    If you have the opportunity to get some work experience, by all means, you should. While it will be unpaid, it can give you a good look at all of the areas within an agency, and help you evaluate which one is right for you. If you get work experience, make the most it: develop contacts, gain experiences and do something that you can put on a CV.
  3. Take an Entry Level Position
    Many people have successfully started their career at a media agency by taking an entry level role and working their way up. Don’t be afraid to work outside of your job description. Just get in, work hard and learn everything you can. If you’re unable to move up within that particular agency, you can still use the experience to get a job at another agency in the long term.
  4. Network
    Look for opportunities to meet with people who are working in the industry. Look for educational seminars and professional workshops. Get out there and meet the people who could be your next potential employer or peer. Many network connections also begin online. Seek out and join media groups on the Internet and get your name and opinions out there. Ask questions to learn and to build relationships.
  5. Be Knowledgeable and Enthusiastic
    Before going into an interview at a media agency make sure that you know everything about them: know their history, their clients and their point of view, and be able to talk about them. Convey that you have chosen them, and want to be a part of what they do.
  6. Are you passionate about working at a media agency? Then make sure you show it. In the interview talk about media and advertising that excites you and be able to express an understanding of why it does. Employers get excited when they see someone with genuine passion and enthusiasm. There’s a reason they got into the field and your energy and enthusiasm are a reminder of that.

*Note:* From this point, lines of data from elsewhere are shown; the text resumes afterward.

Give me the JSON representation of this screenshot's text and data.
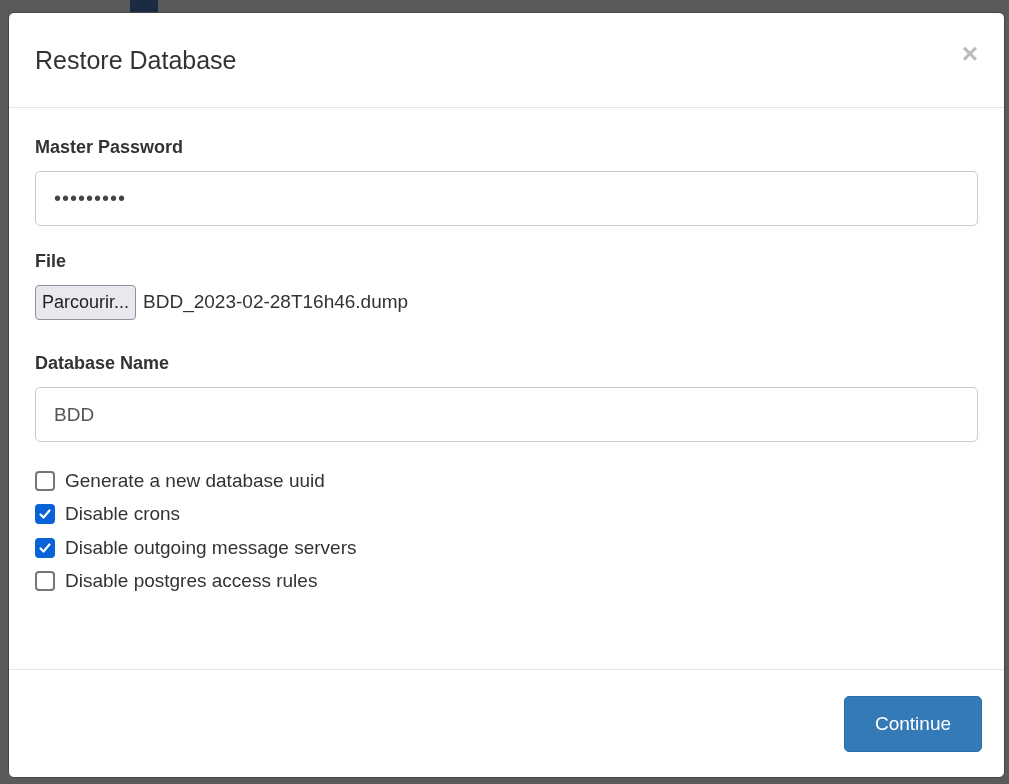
{
  "dialog": {
    "title": "Restore Database",
    "close": "×"
  },
  "master_password": {
    "label": "Master Password",
    "value": "•••••••••"
  },
  "file": {
    "label": "File",
    "button": "Parcourir...",
    "filename": "BDD_2023-02-28T16h46.dump"
  },
  "database_name": {
    "label": "Database Name",
    "value": "BDD"
  },
  "options": [
    {
      "label": "Generate a new database uuid",
      "checked": false
    },
    {
      "label": "Disable crons",
      "checked": true
    },
    {
      "label": "Disable outgoing message servers",
      "checked": true
    },
    {
      "label": "Disable postgres access rules",
      "checked": false
    }
  ],
  "buttons": [
    {
      "label": "Continue"
    }
  ]
}
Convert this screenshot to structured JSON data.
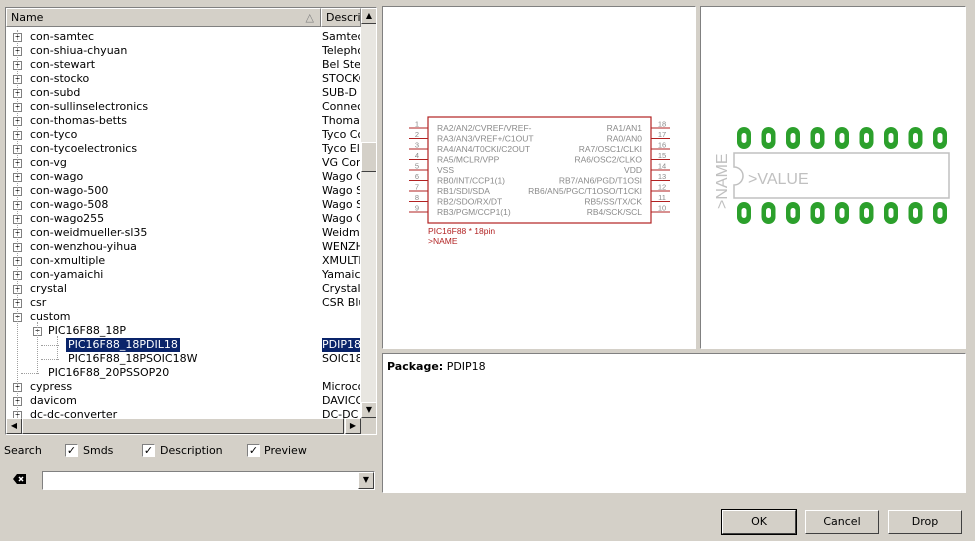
{
  "tree": {
    "columns": {
      "name": "Name",
      "description": "Descript"
    },
    "rows": [
      {
        "name": "con-samtec",
        "desc": "Samtec"
      },
      {
        "name": "con-shiua-chyuan",
        "desc": "Telepho"
      },
      {
        "name": "con-stewart",
        "desc": "Bel Stev"
      },
      {
        "name": "con-stocko",
        "desc": "STOCKO"
      },
      {
        "name": "con-subd",
        "desc": "SUB-D C"
      },
      {
        "name": "con-sullinselectronics",
        "desc": "Connect"
      },
      {
        "name": "con-thomas-betts",
        "desc": "Thomas"
      },
      {
        "name": "con-tyco",
        "desc": "Tyco Co"
      },
      {
        "name": "con-tycoelectronics",
        "desc": "Tyco Ele"
      },
      {
        "name": "con-vg",
        "desc": "VG Conn"
      },
      {
        "name": "con-wago",
        "desc": "Wago C"
      },
      {
        "name": "con-wago-500",
        "desc": "Wago S"
      },
      {
        "name": "con-wago-508",
        "desc": "Wago S"
      },
      {
        "name": "con-wago255",
        "desc": "Wago C"
      },
      {
        "name": "con-weidmueller-sl35",
        "desc": "Weidmu"
      },
      {
        "name": "con-wenzhou-yihua",
        "desc": "WENZHO"
      },
      {
        "name": "con-xmultiple",
        "desc": "XMULTIF"
      },
      {
        "name": "con-yamaichi",
        "desc": "Yamaich"
      },
      {
        "name": "crystal",
        "desc": "Crystals"
      },
      {
        "name": "csr",
        "desc": "CSR Blu"
      },
      {
        "name": "custom",
        "desc": ""
      },
      {
        "name": "PIC16F88_18P",
        "desc": ""
      },
      {
        "name": "PIC16F88_18PDIL18",
        "desc": "PDIP18"
      },
      {
        "name": "PIC16F88_18PSOIC18W",
        "desc": "SOIC18"
      },
      {
        "name": "PIC16F88_20PSSOP20",
        "desc": ""
      },
      {
        "name": "cypress",
        "desc": "Microcor"
      },
      {
        "name": "davicom",
        "desc": "DAVICO"
      },
      {
        "name": "dc-dc-converter",
        "desc": "DC-DC C"
      }
    ]
  },
  "options": {
    "search_label": "Search",
    "smds_label": "Smds",
    "description_label": "Description",
    "preview_label": "Preview",
    "smds_checked": "✓",
    "description_checked": "✓",
    "preview_checked": "✓"
  },
  "schematic": {
    "left_pins": [
      {
        "num": "1",
        "name": "RA2/AN2/CVREF/VREF-"
      },
      {
        "num": "2",
        "name": "RA3/AN3/VREF+/C1OUT"
      },
      {
        "num": "3",
        "name": "RA4/AN4/T0CKI/C2OUT"
      },
      {
        "num": "4",
        "name": "RA5/MCLR/VPP"
      },
      {
        "num": "5",
        "name": "VSS"
      },
      {
        "num": "6",
        "name": "RB0/INT/CCP1(1)"
      },
      {
        "num": "7",
        "name": "RB1/SDI/SDA"
      },
      {
        "num": "8",
        "name": "RB2/SDO/RX/DT"
      },
      {
        "num": "9",
        "name": "RB3/PGM/CCP1(1)"
      }
    ],
    "right_pins": [
      {
        "num": "18",
        "name": "RA1/AN1"
      },
      {
        "num": "17",
        "name": "RA0/AN0"
      },
      {
        "num": "16",
        "name": "RA7/OSC1/CLKI"
      },
      {
        "num": "15",
        "name": "RA6/OSC2/CLKO"
      },
      {
        "num": "14",
        "name": "VDD"
      },
      {
        "num": "13",
        "name": "RB7/AN6/PGD/T1OSI"
      },
      {
        "num": "12",
        "name": "RB6/AN5/PGC/T1OSO/T1CKI"
      },
      {
        "num": "11",
        "name": "RB5/SS/TX/CK"
      },
      {
        "num": "10",
        "name": "RB4/SCK/SCL"
      }
    ],
    "part_label": "PIC16F88 * 18pin",
    "name_label": ">NAME"
  },
  "package_preview": {
    "name_label": ">NAME",
    "value_label": ">VALUE",
    "pad_color": "#2ca02c"
  },
  "info": {
    "package_label": "Package:",
    "package_value": "PDIP18"
  },
  "buttons": {
    "ok": "OK",
    "cancel": "Cancel",
    "drop": "Drop"
  },
  "colors": {
    "selection": "#0a246a",
    "schematic_line": "#b22222",
    "schematic_text": "#8a8a8a"
  }
}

People with a lot of experience have been beaten out of jobs by someone with less experience, but a lot of heart.
  7. Advertise Yourself

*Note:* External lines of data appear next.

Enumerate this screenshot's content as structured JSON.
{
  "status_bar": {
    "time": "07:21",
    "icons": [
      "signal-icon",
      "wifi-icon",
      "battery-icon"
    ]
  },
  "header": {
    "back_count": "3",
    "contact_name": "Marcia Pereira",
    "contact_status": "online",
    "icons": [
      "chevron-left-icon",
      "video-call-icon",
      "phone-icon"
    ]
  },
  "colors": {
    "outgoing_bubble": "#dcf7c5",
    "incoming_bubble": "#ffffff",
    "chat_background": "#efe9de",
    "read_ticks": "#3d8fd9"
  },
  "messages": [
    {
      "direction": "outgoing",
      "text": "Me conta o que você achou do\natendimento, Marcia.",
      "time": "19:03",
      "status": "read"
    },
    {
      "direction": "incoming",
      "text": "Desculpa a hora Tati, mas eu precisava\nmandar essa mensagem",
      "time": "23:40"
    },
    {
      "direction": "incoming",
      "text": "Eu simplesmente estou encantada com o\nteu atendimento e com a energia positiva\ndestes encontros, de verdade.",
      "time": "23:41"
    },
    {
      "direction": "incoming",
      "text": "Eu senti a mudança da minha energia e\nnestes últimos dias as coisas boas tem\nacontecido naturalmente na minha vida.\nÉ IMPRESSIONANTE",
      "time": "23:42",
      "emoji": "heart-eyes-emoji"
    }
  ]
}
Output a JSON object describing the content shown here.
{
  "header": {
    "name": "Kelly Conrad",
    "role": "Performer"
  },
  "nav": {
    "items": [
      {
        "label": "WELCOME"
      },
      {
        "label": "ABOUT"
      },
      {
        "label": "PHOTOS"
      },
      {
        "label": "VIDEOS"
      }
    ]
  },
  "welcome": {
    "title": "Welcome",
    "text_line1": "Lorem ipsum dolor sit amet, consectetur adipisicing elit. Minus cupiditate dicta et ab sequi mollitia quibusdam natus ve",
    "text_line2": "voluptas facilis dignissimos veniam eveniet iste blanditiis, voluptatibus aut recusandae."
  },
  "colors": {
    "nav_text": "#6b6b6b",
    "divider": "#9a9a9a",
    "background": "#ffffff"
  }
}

    The great thing about working in media and advertising is that there’s always room for the best and the brightest. The key to marketing to media agencies is to be someone that stands out above all the other people vying for the same position. You don’t necessarily need experience to do this, but you do need resourcefulness. With email, social networks, websites and blogs you have unlimited opportunities to communicate with the advertising community.

For more information call Sam Wallis on 07875 416602, email